While determining the exact frequency, the key is consistency. Regular nail checks and trims:
- Prevent Overgrowth: Which can lead to pain or injuries.
- Make Trimming Easier: The more frequently you trim, the more accustomed your dog becomes to the process, making it less stressful for both of you.
- Avoid Health Issues: Long nails can cause a dog’s foot to splay, leading to posture and skeletal problems.
In wrapping up, the frequency of nail trims varies for each dog. It’s always a good idea to consult with your vet or a professional groomer initially to get a recommendation tailored to your pup. With attentive care and regular check-ins on those paws, you’ll ensure your dog remains both happy and healthy from tip to tail!
Do Vets Cut Dogs’ Nails?
From understanding the intricacies of the nail quick to recognizing signs of overgrowth, and from mastering the art of trimming to determining the perfect trimming schedule, the journey of dog nail care might seem daunting at first glance. But as we’ve navigated through each topic, one truth becomes evident: with patience, knowledge, and a dash of love, ensuring our furry friend’s comfort is wholly within our grasp.
The health and happiness of our dogs often lie in the little details. Regular nail care not only prevents potential health issues but also offers an opportunity for bonding—a moment where, amidst the hustle and bustle of life, we pause to care for a creature that offers us boundless love in return.
So, the next time you hear the gentle click-clack of your dog’s nails or reach for those clippers, remember that each snip is a step towards their well-being. And as always, whether you’re a seasoned pro or a nervous newbie, there’s a vast community of dog lovers and professionals ready to lend advice or a helping hand.
In the world of dog care, nails might seem like a small aspect, but they hold the weight of our dog’s comfort. Here’s to many more pain-free frolics, spirited sprints, and cozy cuddles with our four-legged family members! 🐾
Frequently Asked Questions (FAQs)
It’s not uncommon for even experienced pet owners to occasionally nick the quick. If this happens, remain calm and use styptic powder or a styptic pencil to stop the bleeding. Apply gentle pressure with a clean cloth if needed. It’s essential to comfort your dog and maybe offer a treat to soothe any anxiety. If bleeding continues or you’re concerned about the cut, consult with your vet.

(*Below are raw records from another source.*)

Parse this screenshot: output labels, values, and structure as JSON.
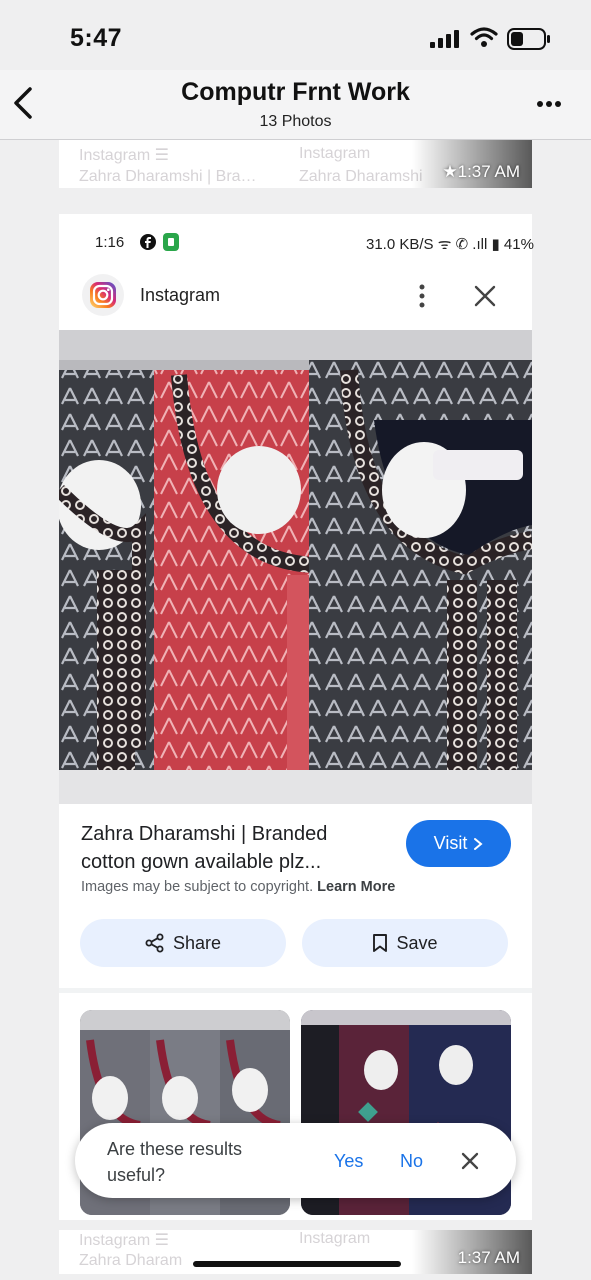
{
  "status_bar": {
    "time": "5:47",
    "icons": [
      "signal-icon",
      "wifi-icon",
      "battery-icon"
    ]
  },
  "nav": {
    "title": "Computr Frnt Work",
    "subtitle": "13 Photos",
    "back_icon": "chevron-left-icon",
    "more_icon": "ellipsis-icon"
  },
  "prev_strip": {
    "ghost_left": "Instagram  ☰",
    "ghost_left2": "Zahra Dharamshi | Bra…",
    "ghost_right": "Instagram",
    "ghost_right2": "Zahra Dharamshi",
    "timestamp": "★1:37 AM"
  },
  "phone_status": {
    "time": "1:16",
    "right": "31.0 KB/S  ᯤ  ✆  .ıll ▮ 41%"
  },
  "result": {
    "source": "Instagram",
    "title": "Zahra Dharamshi | Branded cotton gown available plz...",
    "visit": "Visit",
    "copyright": "Images may be subject to copyright.",
    "learn_more": "Learn More",
    "share": "Share",
    "save": "Save"
  },
  "feedback": {
    "question": "Are these results useful?",
    "yes": "Yes",
    "no": "No"
  },
  "next_strip": {
    "ghost_left": "Instagram  ☰",
    "ghost_left2": "Zahra Dharam",
    "ghost_right": "Instagram",
    "timestamp": "1:37 AM"
  },
  "colors": {
    "accent": "#1a73e8",
    "pill_bg": "#e8f0fe",
    "page_bg": "#efeff0"
  }
}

While it might be tempting, human nail clippers aren’t designed for dog nails, especially for larger breeds. Dog nail clippers are shaped and sized specifically for dog nails and provide a safer, more efficient cut. For small breeds or puppies, some owners use human nail clippers, but specialized dog nail clippers or grinders are recommended for the best results.
Start by introducing the clippers without the intention of trimming. Allow your dog to sniff them and get familiar. Positive reinforcement, like treats or praise, can help create positive associations. Desensitizing your dog to having their paws touched can also make a difference. If your dog remains anxious, consider seeking the help of a professional groomer or vet, or using calming aids like wraps or sprays.
Both tools have their advantages. Grinders can be great for dogs with thick nails, offering a smoother finish and reducing the risk of splitting. They’re also useful for gradual trimming. However, some dogs might be scared of the vibrating sensation and noise. Clippers provide quick, precise cuts but come with the risk of cutting the quick if not used carefully. The best tool often depends on your dog’s comfort and your confidence in using it.
A good rule of thumb is if your dog’s nails touch the ground when they’re standing still, they’re likely too long. When trimming, cut just before the curve of the nail to prevent over-trimming. If you’re uncertain or anxious, it’s always a good idea to consult with a professional groomer or vet for guidance. Regular checks and maintenance can also help in keeping the nails at an optimal length.